§ **Problem description**
Copy every line of the data that includes the string "眠雲ツクリ".

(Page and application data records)
Segment Open
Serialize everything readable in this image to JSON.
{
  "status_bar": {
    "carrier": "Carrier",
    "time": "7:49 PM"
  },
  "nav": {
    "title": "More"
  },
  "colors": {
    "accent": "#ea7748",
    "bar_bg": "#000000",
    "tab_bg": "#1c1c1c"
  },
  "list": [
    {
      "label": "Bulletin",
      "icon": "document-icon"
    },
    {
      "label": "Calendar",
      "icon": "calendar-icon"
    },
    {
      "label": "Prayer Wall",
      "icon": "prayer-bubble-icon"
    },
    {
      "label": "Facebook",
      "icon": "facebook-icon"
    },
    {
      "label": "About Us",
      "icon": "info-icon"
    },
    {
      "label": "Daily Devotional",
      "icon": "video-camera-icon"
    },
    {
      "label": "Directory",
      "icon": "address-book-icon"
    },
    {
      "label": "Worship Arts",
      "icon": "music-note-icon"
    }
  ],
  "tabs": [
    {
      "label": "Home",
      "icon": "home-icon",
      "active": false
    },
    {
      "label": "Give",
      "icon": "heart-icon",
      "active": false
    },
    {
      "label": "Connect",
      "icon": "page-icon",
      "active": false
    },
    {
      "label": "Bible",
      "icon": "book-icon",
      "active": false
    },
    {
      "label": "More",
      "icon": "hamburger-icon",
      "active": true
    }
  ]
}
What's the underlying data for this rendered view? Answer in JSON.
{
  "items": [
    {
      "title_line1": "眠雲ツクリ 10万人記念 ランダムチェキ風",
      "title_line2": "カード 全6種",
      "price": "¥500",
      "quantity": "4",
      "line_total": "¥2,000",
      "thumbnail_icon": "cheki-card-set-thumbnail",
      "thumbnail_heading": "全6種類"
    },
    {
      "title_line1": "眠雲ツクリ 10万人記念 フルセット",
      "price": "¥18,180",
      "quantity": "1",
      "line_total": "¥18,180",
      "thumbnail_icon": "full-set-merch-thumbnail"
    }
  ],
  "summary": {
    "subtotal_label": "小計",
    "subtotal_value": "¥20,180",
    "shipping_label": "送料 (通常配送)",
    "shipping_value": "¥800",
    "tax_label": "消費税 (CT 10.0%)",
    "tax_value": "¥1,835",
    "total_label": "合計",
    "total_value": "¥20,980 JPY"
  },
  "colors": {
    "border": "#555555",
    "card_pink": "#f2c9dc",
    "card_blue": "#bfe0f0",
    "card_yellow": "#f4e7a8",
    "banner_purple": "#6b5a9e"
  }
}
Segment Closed
§ **Response area**
      "title_line1": "眠雲ツクリ 10万人記念 ランダムチェキ風",
      "title_line1": "眠雲ツクリ 10万人記念 フルセット",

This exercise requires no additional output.